Digital Director, Out.com

Raffy is a Los Angeles-based writer, editor, video creator, critic, and digital director of Out Magazine. The former editor-in-chief of PRIDE, he is also a die-hard Rihanna and Sailor Moon stan who loves to write about all things pop culture, entertainment, and identities. Follow him on Instagram (@raffyermac) and Twitter (@byraffy), and subscribe to his YouTube channel

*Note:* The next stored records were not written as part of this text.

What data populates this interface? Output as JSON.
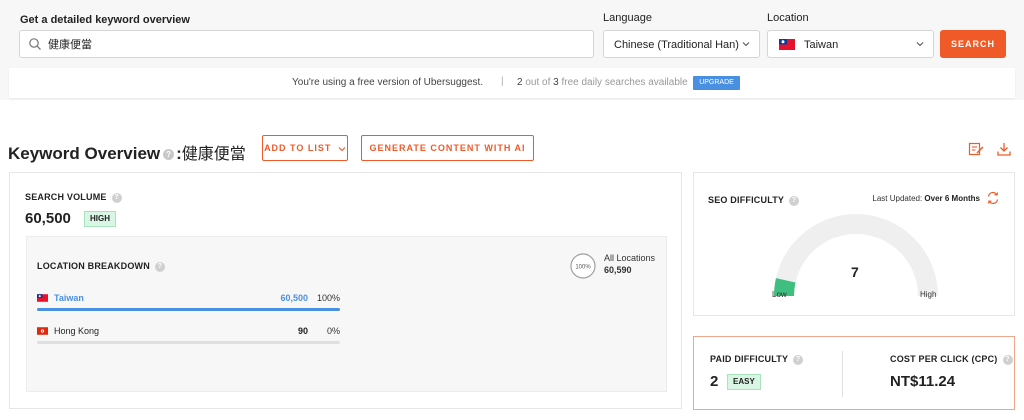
{
  "search": {
    "label": "Get a detailed keyword overview",
    "value": "健康便當",
    "placeholder": ""
  },
  "language": {
    "label": "Language",
    "value": "Chinese (Traditional Han)"
  },
  "location": {
    "label": "Location",
    "value": "Taiwan"
  },
  "search_button": "SEARCH",
  "notice": {
    "message": "You're using a free version of Ubersuggest.",
    "separator": "|",
    "used": "2",
    "quota_mid": " out of ",
    "limit": "3",
    "quota_end": " free daily searches available",
    "upgrade": "UPGRADE"
  },
  "overview": {
    "title": "Keyword Overview",
    "help": "?",
    "colon": ":",
    "keyword": "健康便當",
    "add_to_list": "ADD TO LIST",
    "generate": "GENERATE CONTENT WITH AI"
  },
  "search_volume": {
    "label": "SEARCH VOLUME",
    "help": "?",
    "value": "60,500",
    "badge": "HIGH"
  },
  "location_breakdown": {
    "label": "LOCATION BREAKDOWN",
    "help": "?",
    "ring_label": "100%",
    "all_label": "All Locations",
    "all_value": "60,590",
    "rows": [
      {
        "name": "Taiwan",
        "volume": "60,500",
        "percent": "100%",
        "share": 1.0
      },
      {
        "name": "Hong Kong",
        "volume": "90",
        "percent": "0%",
        "share": 0.0
      }
    ]
  },
  "seo_difficulty": {
    "label": "SEO DIFFICULTY",
    "help": "?",
    "last_updated_label": "Last Updated:",
    "last_updated_value": "Over 6 Months",
    "value": "7",
    "score": 7,
    "low": "Low",
    "high": "High"
  },
  "paid_difficulty": {
    "label": "PAID DIFFICULTY",
    "help": "?",
    "value": "2",
    "badge": "EASY"
  },
  "cpc": {
    "label": "COST PER CLICK (CPC)",
    "help": "?",
    "value": "NT$11.24"
  },
  "colors": {
    "accent": "#f05a28",
    "link_blue": "#4a90e2",
    "easy_green": "#3fbf7f",
    "gauge_track": "#efefef"
  },
  "icons": {
    "search": "magnifier-icon",
    "chevron": "chevron-down-icon",
    "export": "edit-note-icon",
    "download": "download-icon",
    "refresh": "refresh-icon"
  }
}
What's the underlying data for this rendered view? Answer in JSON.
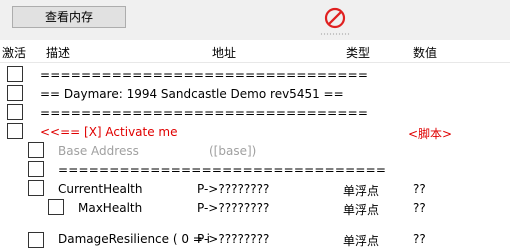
{
  "toolbar": {
    "memory_view_label": "查看内存",
    "stop_icon": "no-entry-icon"
  },
  "columns": {
    "active": "激活",
    "description": "描述",
    "address": "地址",
    "type": "类型",
    "value": "数值"
  },
  "rows": [
    {
      "description": "================================"
    },
    {
      "description": "==  Daymare: 1994 Sandcastle Demo  rev5451  =="
    },
    {
      "description": "================================"
    },
    {
      "description": "<<== [X]  Activate me",
      "value": "<脚本>"
    },
    {
      "description": "Base Address",
      "address": "([base])"
    },
    {
      "description": "================================"
    },
    {
      "description": "CurrentHealth",
      "address": "P->????????",
      "type": "单浮点",
      "value": "??"
    },
    {
      "description": "MaxHealth",
      "address": "P->????????",
      "type": "单浮点",
      "value": "??"
    },
    {
      "description": "DamageResilience ( 0 = i",
      "address": "P->????????",
      "type": "单浮点",
      "value": "??"
    }
  ],
  "colors": {
    "script_text": "#e00000",
    "disabled_text": "#a0a0a0"
  }
}
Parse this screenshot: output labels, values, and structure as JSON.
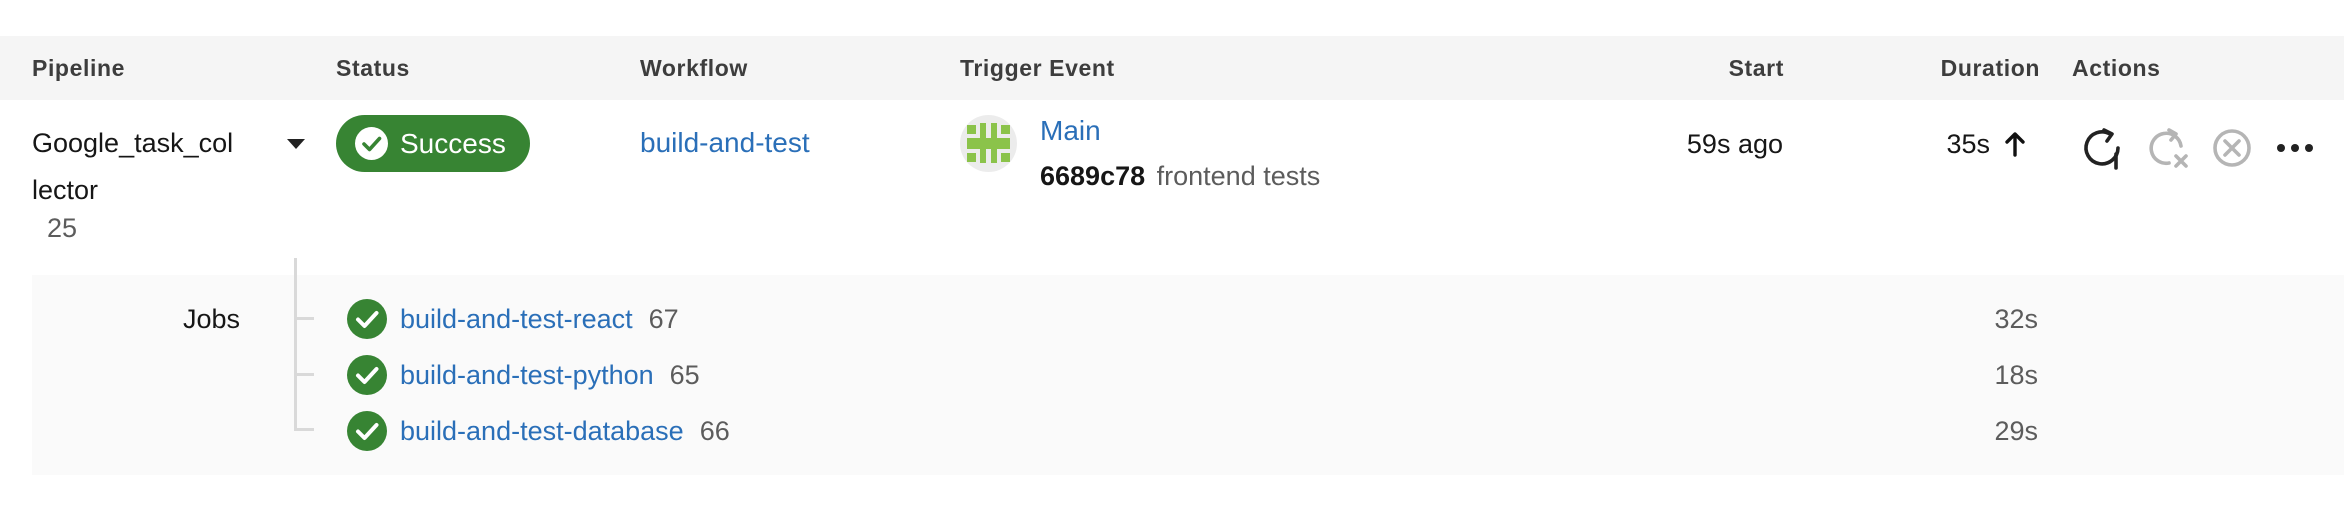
{
  "headers": {
    "pipeline": "Pipeline",
    "status": "Status",
    "workflow": "Workflow",
    "trigger": "Trigger Event",
    "start": "Start",
    "duration": "Duration",
    "actions": "Actions"
  },
  "pipeline": {
    "name_line1": "Google_task_col",
    "name_line2": "lector",
    "number": "25",
    "status": "Success",
    "workflow": "build-and-test",
    "trigger_branch": "Main",
    "commit_hash": "6689c78",
    "commit_message": "frontend tests",
    "start": "59s ago",
    "duration": "35s"
  },
  "jobs": {
    "label": "Jobs",
    "items": [
      {
        "name": "build-and-test-react",
        "number": "67",
        "duration": "32s"
      },
      {
        "name": "build-and-test-python",
        "number": "65",
        "duration": "18s"
      },
      {
        "name": "build-and-test-database",
        "number": "66",
        "duration": "29s"
      }
    ]
  },
  "colors": {
    "success": "#378433",
    "link": "#2a6fb8",
    "header_bg": "#f5f5f5",
    "jobs_bg": "#fafafa",
    "avatar": "#8bc34a"
  },
  "icons": {
    "dropdown": "caret-down-icon",
    "status": "check-circle-icon",
    "trigger": "avatar-icon",
    "duration_trend": "arrow-up-icon",
    "rerun": "rerun-icon",
    "rerun_failed": "rerun-failed-icon",
    "cancel": "cancel-icon",
    "more": "more-icon"
  }
}
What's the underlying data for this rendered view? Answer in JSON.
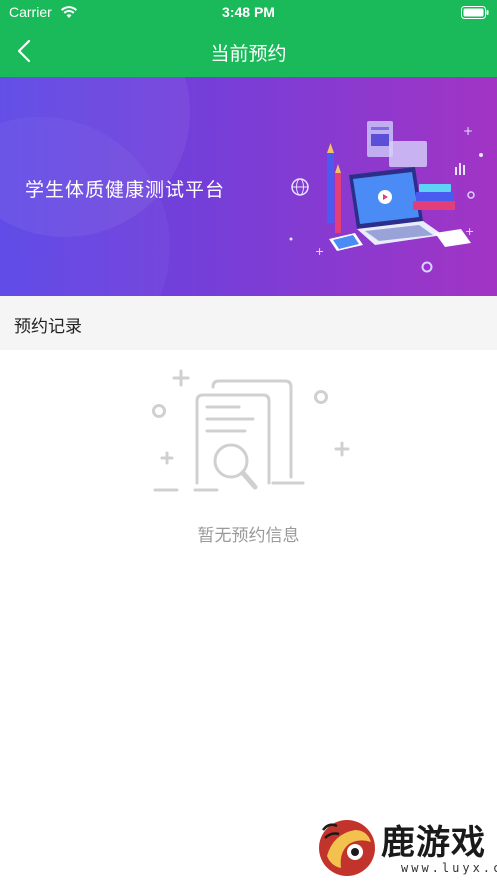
{
  "status_bar": {
    "carrier": "Carrier",
    "time": "3:48 PM"
  },
  "nav": {
    "title": "当前预约",
    "back_icon": "chevron-left-icon"
  },
  "banner": {
    "text": "学生体质健康测试平台"
  },
  "section": {
    "title": "预约记录"
  },
  "empty_state": {
    "text": "暂无预约信息",
    "icon": "document-search-icon"
  },
  "watermark": {
    "name": "鹿游戏",
    "url": "www.luyx.cn"
  },
  "colors": {
    "nav_green": "#1aba5a",
    "section_bg": "#f5f5f5",
    "empty_text": "#9a9a9a"
  }
}
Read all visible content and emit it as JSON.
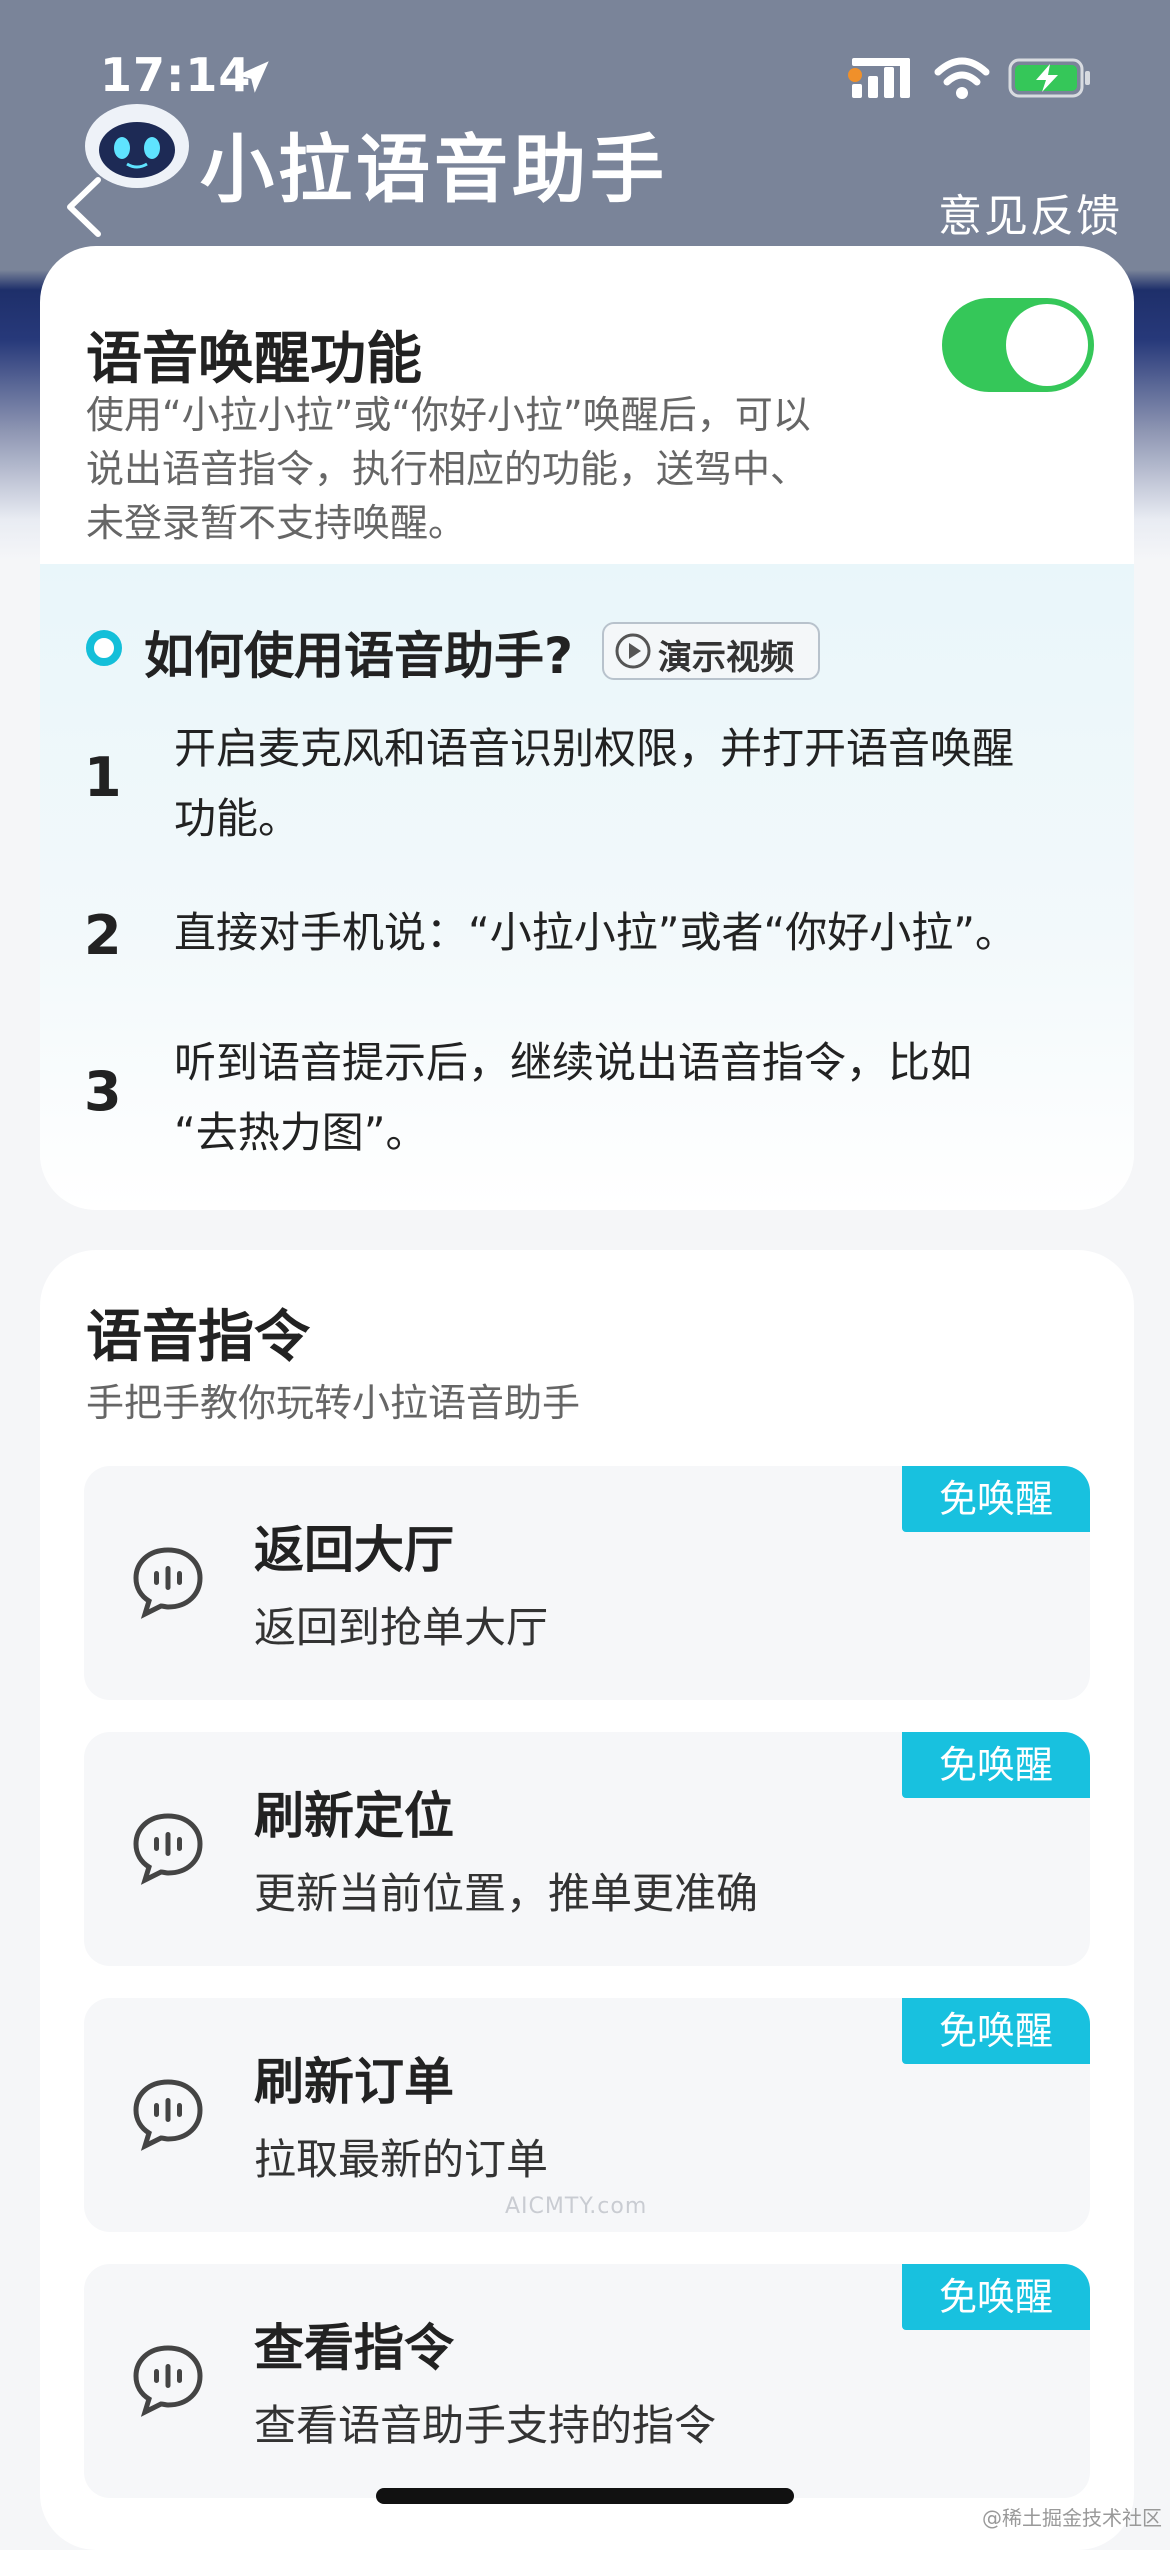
{
  "status_bar": {
    "time": "17:14"
  },
  "header": {
    "title": "小拉语音助手",
    "feedback": "意见反馈"
  },
  "wake": {
    "title": "语音唤醒功能",
    "desc_lines": [
      "使用“小拉小拉”或“你好小拉”唤醒后，可以",
      "说出语音指令，执行相应的功能，送驾中、",
      "未登录暂不支持唤醒。"
    ],
    "enabled": true,
    "toggle_color": "#35c759"
  },
  "howto": {
    "title": "如何使用语音助手?",
    "demo_label": "演示视频",
    "steps": [
      {
        "num": "1",
        "lines": [
          "开启麦克风和语音识别权限，并打开语音唤醒",
          "功能。"
        ]
      },
      {
        "num": "2",
        "lines": [
          "直接对手机说：“小拉小拉”或者“你好小拉”。"
        ]
      },
      {
        "num": "3",
        "lines": [
          "听到语音提示后，继续说出语音指令，比如",
          "“去热力图”。"
        ]
      }
    ]
  },
  "commands": {
    "title": "语音指令",
    "subtitle": "手把手教你玩转小拉语音助手",
    "items": [
      {
        "title": "返回大厅",
        "desc": "返回到抢单大厅",
        "badge": "免唤醒"
      },
      {
        "title": "刷新定位",
        "desc": "更新当前位置，推单更准确",
        "badge": "免唤醒"
      },
      {
        "title": "刷新订单",
        "desc": "拉取最新的订单",
        "badge": "免唤醒"
      },
      {
        "title": "查看指令",
        "desc": "查看语音助手支持的指令",
        "badge": "免唤醒"
      }
    ]
  },
  "watermark": "AICMTY.com",
  "footer_mark": "@稀土掘金技术社区",
  "colors": {
    "accent": "#18c1df",
    "toggle_on": "#35c759",
    "header_bg": "#7a8499"
  }
}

Raffy is a Los Angeles-based writer, editor, video creator, critic, and digital director of Out Magazine. The former editor-in-chief of PRIDE, he is also a die-hard Rihanna and Sailor Moon stan who loves to write about all things pop culture, entertainment, and identities. Follow him on Instagram (@raffyermac) and Twitter (@byraffy), and subscribe to his YouTube channel